When I made my first trip to Brazil in 1992 I arrived in Belo Horizonte, a city as big as Berlin that most people have never heard of outside Brazil. In a public square in the center of this city I found a series of black-and-white portrait negatives. The photographers who made these portraits worked in the square using extremely simple equipment: a wooden box that served both as a camera and a darkroom. In front of a simple backdrop, photographs were taken with that box and developed inside it. The clients got their portraits after few minutes. The negatives were discarded. I collected these negatives and printed them. The title of that work is Belo Horizonte, Praça Rio Branco. In 1993 I made a similar work, Belo Horizonte, Parque Municipal.

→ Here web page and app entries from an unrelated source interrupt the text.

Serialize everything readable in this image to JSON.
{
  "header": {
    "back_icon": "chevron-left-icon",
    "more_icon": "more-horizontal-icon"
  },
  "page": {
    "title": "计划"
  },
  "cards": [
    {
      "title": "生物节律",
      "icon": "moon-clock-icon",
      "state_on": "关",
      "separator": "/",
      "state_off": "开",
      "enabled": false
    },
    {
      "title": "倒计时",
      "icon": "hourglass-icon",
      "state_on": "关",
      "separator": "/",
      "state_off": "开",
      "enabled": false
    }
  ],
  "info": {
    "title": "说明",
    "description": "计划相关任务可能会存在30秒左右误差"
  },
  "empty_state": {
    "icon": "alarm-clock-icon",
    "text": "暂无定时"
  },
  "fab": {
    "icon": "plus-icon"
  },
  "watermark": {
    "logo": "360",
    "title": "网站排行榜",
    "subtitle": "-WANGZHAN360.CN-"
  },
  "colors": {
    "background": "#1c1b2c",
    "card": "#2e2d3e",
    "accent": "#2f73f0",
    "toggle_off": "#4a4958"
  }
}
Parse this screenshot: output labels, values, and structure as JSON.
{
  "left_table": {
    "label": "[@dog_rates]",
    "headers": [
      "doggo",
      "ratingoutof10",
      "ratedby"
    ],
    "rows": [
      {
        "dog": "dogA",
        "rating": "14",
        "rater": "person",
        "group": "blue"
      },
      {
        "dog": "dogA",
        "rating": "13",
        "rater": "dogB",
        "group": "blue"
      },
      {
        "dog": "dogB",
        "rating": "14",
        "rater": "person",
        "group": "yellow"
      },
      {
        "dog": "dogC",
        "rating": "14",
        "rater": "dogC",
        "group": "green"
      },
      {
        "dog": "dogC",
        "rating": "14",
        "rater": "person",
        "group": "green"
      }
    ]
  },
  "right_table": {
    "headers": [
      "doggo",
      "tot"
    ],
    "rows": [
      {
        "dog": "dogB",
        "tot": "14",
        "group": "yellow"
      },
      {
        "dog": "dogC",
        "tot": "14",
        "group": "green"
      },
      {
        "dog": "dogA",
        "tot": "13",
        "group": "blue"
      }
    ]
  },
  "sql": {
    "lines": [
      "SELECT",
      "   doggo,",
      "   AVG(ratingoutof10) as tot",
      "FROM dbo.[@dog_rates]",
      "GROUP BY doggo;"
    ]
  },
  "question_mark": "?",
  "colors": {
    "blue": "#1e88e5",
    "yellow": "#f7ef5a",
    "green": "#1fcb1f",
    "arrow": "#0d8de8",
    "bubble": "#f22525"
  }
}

Originally these portraits were taken for various administrative purposes, ID cards, driving licenses, and so on. People who are well off get their portraits taken in studios, and people who cannot afford studio portraits go to the square. The photographers do not give directions to the people depicted. They take plain, frontal, straightforward portraits.
When I returned to Belo Horizonte this year the photographers had moved to another square. And they had abandoned their primitive technique. They work in colour now using 35 mm cameras. After the photographs are taken they run to the nearest lab to get the strip of film developed and printed. The clients pick up their portraits about half an hour after they were taken. Negatives are still discarded. During my stay in Belo Horizonte I got up very early every morning before the street cleaners start to work, walked to the square and collected all the negatives I found. The result is Belo Horizonte, Praça Rui Barbosa.
14.8 x 10.5 cm, 64 pages
out of print